### What is needed
Your answer must be a single number: how many lines in the records include the word "this".

====== Material provided

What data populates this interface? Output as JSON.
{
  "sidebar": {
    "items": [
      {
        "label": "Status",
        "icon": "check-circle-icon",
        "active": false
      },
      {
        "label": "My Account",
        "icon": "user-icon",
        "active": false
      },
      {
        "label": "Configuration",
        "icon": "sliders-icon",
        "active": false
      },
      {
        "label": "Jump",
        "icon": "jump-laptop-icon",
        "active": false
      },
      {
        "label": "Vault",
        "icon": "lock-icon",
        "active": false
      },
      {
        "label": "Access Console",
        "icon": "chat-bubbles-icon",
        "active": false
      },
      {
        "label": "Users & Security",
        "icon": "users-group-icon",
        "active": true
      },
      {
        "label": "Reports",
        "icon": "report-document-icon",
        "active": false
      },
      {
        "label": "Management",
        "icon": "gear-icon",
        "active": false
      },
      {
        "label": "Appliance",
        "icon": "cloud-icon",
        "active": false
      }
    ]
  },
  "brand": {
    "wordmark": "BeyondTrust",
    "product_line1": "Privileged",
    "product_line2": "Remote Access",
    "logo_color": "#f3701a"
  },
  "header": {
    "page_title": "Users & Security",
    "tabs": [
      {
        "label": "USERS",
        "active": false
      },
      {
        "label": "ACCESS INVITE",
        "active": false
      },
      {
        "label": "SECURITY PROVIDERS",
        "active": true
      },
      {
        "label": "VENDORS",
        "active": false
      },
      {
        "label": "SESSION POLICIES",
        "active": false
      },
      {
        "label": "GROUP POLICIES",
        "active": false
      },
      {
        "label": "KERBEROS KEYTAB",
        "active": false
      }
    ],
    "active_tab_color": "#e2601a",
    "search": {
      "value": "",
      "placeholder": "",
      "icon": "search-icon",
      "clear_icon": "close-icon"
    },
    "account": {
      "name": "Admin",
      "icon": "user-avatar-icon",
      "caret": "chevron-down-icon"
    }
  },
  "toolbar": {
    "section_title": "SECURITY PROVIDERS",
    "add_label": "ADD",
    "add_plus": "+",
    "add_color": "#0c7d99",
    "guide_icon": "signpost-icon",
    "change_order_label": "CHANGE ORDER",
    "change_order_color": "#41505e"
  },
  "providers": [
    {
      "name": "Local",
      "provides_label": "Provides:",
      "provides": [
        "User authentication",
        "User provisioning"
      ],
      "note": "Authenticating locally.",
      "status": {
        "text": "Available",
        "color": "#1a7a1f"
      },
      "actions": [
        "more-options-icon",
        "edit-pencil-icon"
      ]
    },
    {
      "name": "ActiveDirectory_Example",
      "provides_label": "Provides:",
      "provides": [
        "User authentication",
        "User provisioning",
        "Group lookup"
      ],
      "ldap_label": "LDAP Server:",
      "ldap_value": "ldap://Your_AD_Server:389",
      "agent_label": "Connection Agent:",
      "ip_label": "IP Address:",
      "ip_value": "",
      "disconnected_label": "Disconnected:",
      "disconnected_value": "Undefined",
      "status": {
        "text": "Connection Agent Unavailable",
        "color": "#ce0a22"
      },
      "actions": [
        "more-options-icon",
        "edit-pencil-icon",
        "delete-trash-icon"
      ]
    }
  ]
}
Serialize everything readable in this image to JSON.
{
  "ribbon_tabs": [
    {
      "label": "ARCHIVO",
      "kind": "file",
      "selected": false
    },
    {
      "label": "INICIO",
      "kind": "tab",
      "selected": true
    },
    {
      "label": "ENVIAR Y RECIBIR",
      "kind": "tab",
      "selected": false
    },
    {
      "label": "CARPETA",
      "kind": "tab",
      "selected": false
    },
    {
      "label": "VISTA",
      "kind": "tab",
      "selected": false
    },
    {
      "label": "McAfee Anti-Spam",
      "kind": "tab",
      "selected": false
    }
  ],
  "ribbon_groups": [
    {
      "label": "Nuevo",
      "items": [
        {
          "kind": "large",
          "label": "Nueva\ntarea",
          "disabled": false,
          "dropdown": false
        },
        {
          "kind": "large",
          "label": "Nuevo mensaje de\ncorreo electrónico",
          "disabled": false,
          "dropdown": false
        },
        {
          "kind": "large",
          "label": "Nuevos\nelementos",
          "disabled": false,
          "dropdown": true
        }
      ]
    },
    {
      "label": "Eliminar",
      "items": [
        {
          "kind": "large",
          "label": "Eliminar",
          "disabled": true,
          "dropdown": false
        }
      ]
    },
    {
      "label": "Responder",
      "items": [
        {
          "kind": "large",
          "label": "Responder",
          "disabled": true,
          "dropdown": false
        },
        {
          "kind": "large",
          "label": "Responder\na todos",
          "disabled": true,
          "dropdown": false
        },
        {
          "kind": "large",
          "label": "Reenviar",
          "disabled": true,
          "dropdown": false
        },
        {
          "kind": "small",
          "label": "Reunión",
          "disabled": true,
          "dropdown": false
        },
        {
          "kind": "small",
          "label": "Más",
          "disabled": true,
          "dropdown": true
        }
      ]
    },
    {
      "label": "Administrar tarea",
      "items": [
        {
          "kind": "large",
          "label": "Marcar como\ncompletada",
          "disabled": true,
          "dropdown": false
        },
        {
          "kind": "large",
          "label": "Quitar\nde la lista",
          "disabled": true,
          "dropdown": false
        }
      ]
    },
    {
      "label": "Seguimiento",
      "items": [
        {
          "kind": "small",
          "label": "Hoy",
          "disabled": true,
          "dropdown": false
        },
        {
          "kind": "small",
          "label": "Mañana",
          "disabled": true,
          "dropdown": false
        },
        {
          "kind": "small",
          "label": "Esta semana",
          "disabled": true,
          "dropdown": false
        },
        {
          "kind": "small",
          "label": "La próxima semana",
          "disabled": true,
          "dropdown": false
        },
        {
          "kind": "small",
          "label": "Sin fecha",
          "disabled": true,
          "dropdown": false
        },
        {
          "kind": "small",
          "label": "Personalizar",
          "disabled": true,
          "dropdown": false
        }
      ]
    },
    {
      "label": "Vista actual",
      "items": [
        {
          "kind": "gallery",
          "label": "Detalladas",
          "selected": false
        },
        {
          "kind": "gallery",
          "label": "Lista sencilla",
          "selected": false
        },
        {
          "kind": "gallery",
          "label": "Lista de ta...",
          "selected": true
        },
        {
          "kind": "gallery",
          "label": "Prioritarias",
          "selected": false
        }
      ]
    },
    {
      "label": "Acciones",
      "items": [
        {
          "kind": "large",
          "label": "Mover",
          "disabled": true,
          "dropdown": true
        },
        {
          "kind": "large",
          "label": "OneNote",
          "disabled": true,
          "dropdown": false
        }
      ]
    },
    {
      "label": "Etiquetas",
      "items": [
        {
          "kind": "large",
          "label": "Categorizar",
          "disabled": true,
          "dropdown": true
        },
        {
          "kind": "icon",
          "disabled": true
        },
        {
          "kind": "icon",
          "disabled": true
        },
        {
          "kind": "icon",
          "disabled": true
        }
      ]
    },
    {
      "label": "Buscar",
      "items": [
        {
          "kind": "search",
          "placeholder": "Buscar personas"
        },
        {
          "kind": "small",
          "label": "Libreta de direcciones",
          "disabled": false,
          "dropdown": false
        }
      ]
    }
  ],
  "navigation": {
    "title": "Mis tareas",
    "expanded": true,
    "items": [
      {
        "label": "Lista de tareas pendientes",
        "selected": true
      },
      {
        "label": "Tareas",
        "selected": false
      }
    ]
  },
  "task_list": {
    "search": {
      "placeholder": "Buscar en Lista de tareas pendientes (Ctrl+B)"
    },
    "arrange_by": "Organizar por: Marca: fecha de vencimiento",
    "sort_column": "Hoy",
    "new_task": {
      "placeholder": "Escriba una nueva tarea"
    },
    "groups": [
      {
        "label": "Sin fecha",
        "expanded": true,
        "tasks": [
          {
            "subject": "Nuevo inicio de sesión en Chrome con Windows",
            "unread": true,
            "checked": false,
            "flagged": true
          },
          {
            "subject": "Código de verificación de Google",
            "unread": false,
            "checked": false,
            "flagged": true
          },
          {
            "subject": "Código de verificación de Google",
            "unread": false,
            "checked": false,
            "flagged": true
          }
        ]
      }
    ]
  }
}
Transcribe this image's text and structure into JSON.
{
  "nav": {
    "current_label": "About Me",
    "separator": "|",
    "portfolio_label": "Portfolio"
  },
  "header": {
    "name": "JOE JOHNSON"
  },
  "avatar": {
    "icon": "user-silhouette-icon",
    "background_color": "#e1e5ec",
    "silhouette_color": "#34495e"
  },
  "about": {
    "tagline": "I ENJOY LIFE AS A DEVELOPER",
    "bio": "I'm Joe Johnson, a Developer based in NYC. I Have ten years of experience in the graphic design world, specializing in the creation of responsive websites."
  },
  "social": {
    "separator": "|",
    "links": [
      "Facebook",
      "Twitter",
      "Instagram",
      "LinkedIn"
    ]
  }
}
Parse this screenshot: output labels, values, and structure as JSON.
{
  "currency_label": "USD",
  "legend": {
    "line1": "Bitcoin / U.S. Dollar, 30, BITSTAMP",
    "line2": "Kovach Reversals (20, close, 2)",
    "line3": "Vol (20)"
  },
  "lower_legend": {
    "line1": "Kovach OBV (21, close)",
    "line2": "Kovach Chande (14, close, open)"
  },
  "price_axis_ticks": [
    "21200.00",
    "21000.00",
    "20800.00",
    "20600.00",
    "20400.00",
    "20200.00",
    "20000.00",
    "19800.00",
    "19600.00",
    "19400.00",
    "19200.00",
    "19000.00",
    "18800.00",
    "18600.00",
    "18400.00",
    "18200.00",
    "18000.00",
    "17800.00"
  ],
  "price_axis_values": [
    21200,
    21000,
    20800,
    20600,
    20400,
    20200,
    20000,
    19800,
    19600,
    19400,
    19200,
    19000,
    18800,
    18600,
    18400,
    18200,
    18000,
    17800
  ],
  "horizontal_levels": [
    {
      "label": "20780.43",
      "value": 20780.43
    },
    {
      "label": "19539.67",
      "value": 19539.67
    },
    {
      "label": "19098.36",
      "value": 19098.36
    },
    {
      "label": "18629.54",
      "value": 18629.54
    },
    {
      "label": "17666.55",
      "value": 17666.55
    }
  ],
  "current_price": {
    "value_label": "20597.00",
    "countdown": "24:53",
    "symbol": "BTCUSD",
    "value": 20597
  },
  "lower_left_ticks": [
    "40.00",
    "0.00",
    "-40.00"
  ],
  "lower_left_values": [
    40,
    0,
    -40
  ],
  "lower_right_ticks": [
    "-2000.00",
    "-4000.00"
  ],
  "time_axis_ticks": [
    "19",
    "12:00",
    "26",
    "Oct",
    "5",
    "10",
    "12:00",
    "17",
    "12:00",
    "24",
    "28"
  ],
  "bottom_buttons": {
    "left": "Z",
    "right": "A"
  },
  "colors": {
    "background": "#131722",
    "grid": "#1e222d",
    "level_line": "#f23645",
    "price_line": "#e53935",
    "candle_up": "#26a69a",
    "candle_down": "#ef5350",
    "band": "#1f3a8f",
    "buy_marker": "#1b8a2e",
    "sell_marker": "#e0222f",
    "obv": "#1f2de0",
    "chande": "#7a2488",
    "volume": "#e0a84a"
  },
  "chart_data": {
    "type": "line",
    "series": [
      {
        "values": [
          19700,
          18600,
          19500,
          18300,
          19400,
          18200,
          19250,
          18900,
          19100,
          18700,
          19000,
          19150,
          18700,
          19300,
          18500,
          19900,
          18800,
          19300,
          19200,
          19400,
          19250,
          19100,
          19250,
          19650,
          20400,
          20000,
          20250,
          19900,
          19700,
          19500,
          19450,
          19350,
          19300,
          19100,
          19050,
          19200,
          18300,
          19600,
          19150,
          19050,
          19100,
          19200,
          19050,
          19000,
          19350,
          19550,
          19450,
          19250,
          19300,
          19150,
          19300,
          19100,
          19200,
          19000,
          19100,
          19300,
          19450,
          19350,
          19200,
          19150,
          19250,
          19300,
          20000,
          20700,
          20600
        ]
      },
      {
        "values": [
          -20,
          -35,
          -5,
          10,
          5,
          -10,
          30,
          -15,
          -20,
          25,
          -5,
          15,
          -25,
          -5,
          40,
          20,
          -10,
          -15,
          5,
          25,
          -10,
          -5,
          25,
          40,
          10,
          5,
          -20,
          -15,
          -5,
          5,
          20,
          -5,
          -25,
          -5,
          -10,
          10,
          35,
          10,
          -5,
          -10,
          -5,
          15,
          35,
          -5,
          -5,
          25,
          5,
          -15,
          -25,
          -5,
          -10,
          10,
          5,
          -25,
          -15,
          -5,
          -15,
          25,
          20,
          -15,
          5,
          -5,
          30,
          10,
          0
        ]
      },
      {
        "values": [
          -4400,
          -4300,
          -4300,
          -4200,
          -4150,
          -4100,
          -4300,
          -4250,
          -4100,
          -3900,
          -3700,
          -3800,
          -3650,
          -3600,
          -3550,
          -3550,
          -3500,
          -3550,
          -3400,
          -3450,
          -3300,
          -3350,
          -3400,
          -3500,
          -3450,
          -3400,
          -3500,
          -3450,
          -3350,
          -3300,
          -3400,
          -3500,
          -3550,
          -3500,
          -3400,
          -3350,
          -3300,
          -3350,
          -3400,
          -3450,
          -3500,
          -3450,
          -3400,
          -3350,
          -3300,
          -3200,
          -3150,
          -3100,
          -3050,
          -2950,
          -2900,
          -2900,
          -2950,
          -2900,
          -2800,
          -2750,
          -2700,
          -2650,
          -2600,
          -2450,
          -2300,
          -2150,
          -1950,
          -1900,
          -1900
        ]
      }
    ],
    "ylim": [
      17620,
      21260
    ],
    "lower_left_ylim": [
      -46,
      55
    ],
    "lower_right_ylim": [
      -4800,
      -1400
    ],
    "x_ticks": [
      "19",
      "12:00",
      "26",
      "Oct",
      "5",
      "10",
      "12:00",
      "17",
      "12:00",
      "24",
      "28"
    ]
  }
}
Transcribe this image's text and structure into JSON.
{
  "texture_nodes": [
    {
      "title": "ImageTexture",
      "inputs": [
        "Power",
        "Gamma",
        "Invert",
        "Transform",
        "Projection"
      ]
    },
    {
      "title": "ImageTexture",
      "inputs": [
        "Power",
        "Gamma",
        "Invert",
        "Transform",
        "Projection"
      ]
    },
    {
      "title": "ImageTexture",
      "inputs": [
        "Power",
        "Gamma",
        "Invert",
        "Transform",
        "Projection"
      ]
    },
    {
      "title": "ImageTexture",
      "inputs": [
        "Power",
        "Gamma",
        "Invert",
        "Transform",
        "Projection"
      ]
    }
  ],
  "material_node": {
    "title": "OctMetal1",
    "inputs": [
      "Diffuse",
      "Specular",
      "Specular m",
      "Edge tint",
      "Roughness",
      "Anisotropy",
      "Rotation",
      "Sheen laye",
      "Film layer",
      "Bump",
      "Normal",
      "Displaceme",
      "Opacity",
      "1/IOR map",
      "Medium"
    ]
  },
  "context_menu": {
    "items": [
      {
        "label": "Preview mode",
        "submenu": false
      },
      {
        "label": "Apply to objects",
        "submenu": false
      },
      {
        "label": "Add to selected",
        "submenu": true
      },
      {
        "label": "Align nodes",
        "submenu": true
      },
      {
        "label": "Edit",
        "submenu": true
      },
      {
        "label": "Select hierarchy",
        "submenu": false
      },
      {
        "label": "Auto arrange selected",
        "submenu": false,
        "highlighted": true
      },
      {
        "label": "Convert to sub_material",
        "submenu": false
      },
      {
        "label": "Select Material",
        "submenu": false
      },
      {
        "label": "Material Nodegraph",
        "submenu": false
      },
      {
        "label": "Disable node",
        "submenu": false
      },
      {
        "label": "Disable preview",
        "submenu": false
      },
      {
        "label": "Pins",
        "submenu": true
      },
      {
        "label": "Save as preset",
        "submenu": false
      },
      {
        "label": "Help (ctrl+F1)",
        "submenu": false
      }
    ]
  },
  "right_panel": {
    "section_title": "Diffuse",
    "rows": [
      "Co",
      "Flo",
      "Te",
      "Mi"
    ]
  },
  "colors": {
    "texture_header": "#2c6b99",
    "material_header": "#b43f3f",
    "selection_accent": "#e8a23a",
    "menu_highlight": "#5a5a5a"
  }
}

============

### Response below
5